In a brewery, a stainless steel food-grade tank can act as a finishing tank in addition to storage. Beer is pumped into the tank where it further clarifies and gets carbonated. A little extra fermentation might also occur if that is part of the plan. One of the benefits of this setup is that the beer can be transported to another location without having to be transferred to another tank.
The biggest downside to stainless steel, as compared to XLPE, is cost. Stainless steel is many more times expensive than XLPE is. It also tends to be more porous. That means breweries and dairies need to be more careful about cleaning and sanitation.

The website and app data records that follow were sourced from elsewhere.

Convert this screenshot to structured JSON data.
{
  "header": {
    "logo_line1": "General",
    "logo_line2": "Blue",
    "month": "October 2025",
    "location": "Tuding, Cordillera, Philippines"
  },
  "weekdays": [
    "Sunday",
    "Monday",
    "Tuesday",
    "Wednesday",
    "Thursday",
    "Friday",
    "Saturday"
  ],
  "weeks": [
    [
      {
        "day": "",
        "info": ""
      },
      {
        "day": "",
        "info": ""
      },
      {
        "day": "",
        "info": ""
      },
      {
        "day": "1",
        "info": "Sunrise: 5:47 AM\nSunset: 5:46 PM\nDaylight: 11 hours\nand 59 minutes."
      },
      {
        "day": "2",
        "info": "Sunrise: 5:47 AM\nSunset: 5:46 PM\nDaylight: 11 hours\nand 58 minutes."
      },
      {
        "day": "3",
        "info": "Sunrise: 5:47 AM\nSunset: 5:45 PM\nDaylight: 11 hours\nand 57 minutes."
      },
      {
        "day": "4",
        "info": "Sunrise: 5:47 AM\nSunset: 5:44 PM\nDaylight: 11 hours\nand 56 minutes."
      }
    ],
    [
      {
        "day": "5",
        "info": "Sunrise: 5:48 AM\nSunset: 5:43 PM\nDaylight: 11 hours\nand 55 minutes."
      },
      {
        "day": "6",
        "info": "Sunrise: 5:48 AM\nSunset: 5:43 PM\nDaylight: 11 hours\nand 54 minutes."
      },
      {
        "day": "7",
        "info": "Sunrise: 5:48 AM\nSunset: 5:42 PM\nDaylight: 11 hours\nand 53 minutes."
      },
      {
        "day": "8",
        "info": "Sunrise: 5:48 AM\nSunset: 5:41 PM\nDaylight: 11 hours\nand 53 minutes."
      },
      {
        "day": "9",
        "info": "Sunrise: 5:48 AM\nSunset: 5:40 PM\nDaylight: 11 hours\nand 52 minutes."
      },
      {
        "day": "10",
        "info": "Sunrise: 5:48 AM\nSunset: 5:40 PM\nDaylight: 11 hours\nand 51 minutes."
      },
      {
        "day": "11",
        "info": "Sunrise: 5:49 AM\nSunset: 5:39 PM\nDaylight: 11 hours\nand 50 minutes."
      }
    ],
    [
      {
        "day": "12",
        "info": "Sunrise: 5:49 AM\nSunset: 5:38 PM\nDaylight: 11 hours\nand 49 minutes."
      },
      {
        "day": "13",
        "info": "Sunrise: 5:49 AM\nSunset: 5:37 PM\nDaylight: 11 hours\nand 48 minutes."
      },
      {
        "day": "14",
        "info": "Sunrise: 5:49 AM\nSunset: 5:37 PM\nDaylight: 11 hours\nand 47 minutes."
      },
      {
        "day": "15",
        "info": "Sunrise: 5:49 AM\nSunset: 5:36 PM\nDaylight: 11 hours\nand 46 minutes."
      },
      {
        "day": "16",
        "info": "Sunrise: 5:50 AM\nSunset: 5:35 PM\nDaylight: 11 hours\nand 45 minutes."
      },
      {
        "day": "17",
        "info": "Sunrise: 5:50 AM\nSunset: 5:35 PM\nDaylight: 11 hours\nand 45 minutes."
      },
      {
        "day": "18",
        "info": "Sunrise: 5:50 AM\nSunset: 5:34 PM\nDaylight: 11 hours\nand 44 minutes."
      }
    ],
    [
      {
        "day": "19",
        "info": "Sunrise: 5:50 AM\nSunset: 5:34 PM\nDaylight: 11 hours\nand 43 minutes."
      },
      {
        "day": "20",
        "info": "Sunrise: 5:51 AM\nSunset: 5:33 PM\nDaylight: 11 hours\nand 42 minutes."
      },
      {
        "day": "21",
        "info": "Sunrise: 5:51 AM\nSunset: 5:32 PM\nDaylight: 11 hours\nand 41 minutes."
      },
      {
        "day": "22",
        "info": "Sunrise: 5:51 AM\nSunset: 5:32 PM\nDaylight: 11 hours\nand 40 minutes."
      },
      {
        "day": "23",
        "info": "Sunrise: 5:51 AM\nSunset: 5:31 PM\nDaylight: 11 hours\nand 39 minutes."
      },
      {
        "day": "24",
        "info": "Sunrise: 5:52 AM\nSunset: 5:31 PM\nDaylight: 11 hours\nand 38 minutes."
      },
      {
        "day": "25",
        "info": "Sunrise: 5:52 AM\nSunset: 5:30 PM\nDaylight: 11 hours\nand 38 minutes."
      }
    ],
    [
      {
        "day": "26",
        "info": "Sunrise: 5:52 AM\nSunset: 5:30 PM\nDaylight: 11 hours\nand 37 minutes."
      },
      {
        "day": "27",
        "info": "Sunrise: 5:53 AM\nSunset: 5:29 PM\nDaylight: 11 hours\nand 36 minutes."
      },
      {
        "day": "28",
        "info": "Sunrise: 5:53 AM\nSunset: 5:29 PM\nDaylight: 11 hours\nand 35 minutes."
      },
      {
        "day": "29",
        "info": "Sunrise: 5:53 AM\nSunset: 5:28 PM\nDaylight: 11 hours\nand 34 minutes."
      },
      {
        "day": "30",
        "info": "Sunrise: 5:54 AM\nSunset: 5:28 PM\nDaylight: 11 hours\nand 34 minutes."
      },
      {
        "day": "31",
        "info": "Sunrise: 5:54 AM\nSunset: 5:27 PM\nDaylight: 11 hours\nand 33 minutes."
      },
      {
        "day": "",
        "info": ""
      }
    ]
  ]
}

XLPE is a specialized form of polyethylene that includes cross links for added strength. Obviously, polyethylene is a plastic. It is a pretty durable plastic used to manufacture everything from water pipes to tubing for radiant floor heating systems. It is strong enough for food storage but still flexible enough to absorb minor impacts.
A XLPE tank will not necessarily offer as many years of service as stainless steel. And though XLPE can withstand minor impact, major impact with a vehicle, steel rack, or other obstruction can significantly damage it. Manufacturers get around this flaw with their IBC totes by building them inside steel cages.
XLPE’s surface tends to be less porous than stainless steel too. Therefore, there are fewer concerns about bacteria growth. This does not mean that XLPE food grade tanks do not have to be cleaned and sanitized as diligently. They do. It is just that there are fewer worries with this particular material.
Last but not least is cost. A brand new XLPE food-grade tank will always beat stainless steel on price. For every one stainless steel tank, an organization could buy five or six XLPE tanks.
What They Are Used For
Both types of food-grade tanks are used for both storage and transport. They are ideal for liquids and semi-solids, though certain types of solids are not out of the question either. As previously mentioned, a brewery might use the tanks simultaneously for finishing and transporting beer. Dairies might temporarily store milk on premises in stainless steel tanks.
Everything from fruit juice to potable water is on the table within the commercial food and beverage sector. Elsewhere, a farmer might use XLPE or stainless steel tanks to move water around the property or to store food for animals. Used tanks that are no longer food-safe are commonly found on farms. It just shows how durable and versatile these tanks can be.